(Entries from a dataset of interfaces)
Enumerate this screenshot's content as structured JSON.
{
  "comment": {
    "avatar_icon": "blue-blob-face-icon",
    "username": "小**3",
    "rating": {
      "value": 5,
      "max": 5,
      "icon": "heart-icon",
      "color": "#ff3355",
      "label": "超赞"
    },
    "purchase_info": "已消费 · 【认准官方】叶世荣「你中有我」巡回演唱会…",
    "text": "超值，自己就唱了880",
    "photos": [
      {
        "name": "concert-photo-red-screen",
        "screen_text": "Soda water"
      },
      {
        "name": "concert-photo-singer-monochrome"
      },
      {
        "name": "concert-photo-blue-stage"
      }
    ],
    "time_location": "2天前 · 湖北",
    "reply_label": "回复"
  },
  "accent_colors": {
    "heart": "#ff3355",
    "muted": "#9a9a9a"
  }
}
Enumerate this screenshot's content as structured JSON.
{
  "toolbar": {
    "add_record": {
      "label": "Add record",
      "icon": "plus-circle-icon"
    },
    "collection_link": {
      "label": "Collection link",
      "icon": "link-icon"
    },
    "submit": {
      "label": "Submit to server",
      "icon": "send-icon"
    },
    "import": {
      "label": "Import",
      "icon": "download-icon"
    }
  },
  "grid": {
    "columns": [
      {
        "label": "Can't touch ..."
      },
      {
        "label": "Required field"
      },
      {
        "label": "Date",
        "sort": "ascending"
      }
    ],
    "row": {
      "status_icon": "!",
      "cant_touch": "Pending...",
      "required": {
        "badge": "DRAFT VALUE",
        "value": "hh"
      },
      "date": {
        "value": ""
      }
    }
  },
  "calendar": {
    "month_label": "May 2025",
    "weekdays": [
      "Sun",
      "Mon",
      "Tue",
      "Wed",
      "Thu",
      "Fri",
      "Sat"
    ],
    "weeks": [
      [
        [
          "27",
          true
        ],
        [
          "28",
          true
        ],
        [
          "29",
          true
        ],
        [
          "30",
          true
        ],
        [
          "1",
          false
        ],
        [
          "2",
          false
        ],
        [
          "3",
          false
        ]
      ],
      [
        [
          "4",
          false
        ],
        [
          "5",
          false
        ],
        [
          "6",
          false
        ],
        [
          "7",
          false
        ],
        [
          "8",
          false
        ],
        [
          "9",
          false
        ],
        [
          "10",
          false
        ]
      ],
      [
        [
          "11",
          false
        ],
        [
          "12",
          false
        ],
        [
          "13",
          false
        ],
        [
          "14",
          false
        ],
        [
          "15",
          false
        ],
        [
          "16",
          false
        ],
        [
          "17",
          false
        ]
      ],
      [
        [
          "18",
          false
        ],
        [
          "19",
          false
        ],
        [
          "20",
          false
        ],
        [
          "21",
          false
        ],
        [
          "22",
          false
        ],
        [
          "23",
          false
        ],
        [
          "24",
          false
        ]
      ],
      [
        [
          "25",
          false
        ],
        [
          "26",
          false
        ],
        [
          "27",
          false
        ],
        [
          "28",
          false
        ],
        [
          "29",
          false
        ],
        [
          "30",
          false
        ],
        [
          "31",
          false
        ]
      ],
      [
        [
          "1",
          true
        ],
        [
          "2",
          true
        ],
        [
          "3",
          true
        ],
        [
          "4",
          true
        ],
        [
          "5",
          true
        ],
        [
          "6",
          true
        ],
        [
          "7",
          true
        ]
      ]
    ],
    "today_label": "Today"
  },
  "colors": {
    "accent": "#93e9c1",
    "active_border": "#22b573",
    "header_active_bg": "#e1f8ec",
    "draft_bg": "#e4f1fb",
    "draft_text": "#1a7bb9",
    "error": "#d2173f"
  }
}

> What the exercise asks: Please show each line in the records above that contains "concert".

> Task solution:
        "name": "concert-photo-red-screen",
        "name": "concert-photo-singer-monochrome"
        "name": "concert-photo-blue-stage"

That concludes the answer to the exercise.